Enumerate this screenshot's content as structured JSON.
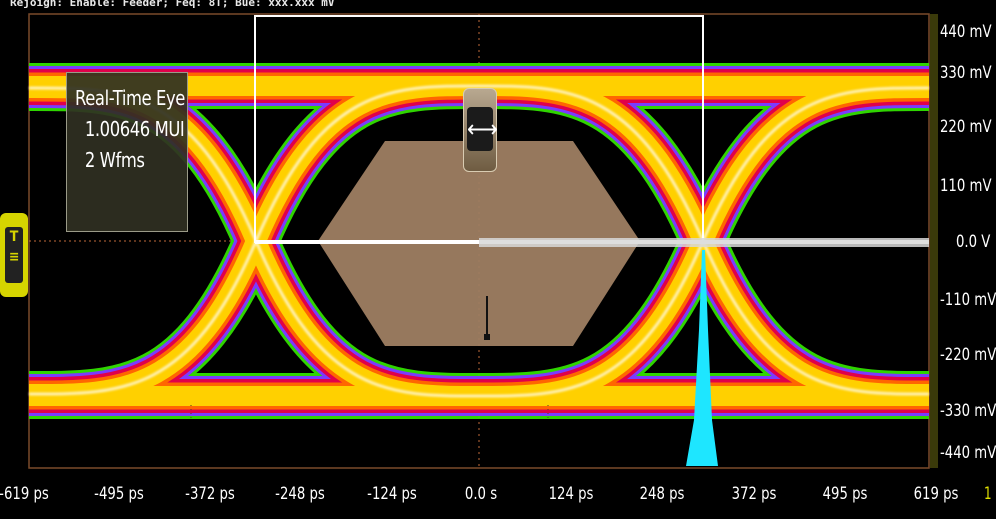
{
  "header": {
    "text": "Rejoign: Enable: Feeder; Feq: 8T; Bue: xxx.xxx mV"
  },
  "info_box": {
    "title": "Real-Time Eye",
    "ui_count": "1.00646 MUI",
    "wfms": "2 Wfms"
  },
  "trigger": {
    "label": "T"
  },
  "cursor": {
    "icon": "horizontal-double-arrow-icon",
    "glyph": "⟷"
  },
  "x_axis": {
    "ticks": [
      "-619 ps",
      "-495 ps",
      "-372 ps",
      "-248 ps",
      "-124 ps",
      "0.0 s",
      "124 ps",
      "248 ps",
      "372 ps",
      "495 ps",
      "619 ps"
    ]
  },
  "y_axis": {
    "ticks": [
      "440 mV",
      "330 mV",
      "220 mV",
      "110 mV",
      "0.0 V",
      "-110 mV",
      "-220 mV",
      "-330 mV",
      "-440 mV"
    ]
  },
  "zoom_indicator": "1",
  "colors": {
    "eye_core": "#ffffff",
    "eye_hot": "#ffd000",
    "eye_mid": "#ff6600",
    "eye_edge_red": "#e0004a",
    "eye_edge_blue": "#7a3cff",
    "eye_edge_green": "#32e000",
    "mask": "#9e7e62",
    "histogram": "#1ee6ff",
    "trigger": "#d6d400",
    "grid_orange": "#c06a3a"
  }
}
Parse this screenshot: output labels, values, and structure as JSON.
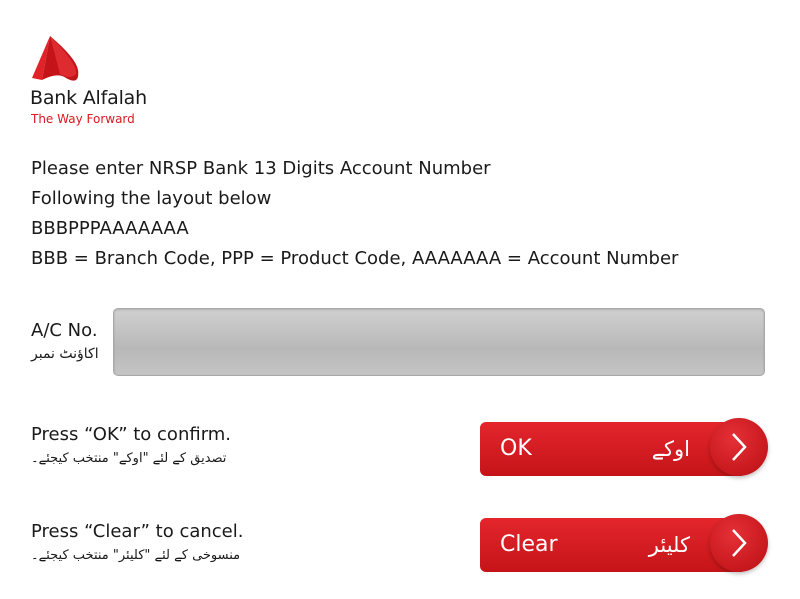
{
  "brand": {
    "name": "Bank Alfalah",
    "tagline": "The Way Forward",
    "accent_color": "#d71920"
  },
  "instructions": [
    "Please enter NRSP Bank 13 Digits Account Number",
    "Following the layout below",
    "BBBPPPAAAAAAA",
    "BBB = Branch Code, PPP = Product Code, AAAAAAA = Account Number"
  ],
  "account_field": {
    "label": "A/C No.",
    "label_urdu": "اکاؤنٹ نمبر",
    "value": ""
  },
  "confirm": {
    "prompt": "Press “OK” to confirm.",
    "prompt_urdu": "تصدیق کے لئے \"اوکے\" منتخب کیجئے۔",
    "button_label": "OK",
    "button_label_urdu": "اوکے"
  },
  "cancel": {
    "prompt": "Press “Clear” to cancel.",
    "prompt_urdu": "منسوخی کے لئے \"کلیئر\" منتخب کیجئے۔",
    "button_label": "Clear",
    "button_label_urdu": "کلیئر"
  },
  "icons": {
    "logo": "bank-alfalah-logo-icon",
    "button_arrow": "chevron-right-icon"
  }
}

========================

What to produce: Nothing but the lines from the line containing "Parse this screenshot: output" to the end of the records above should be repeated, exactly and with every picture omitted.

Answer space:
Parse this screenshot: output labels, values, and structure as JSON.
{
  "brand": {
    "name": "Bank Alfalah",
    "tagline": "The Way Forward",
    "accent_color": "#d71920"
  },
  "instructions": [
    "Please enter NRSP Bank 13 Digits Account Number",
    "Following the layout below",
    "BBBPPPAAAAAAA",
    "BBB = Branch Code, PPP = Product Code, AAAAAAA = Account Number"
  ],
  "account_field": {
    "label": "A/C No.",
    "label_urdu": "اکاؤنٹ نمبر",
    "value": ""
  },
  "confirm": {
    "prompt": "Press “OK” to confirm.",
    "prompt_urdu": "تصدیق کے لئے \"اوکے\" منتخب کیجئے۔",
    "button_label": "OK",
    "button_label_urdu": "اوکے"
  },
  "cancel": {
    "prompt": "Press “Clear” to cancel.",
    "prompt_urdu": "منسوخی کے لئے \"کلیئر\" منتخب کیجئے۔",
    "button_label": "Clear",
    "button_label_urdu": "کلیئر"
  },
  "icons": {
    "logo": "bank-alfalah-logo-icon",
    "button_arrow": "chevron-right-icon"
  }
}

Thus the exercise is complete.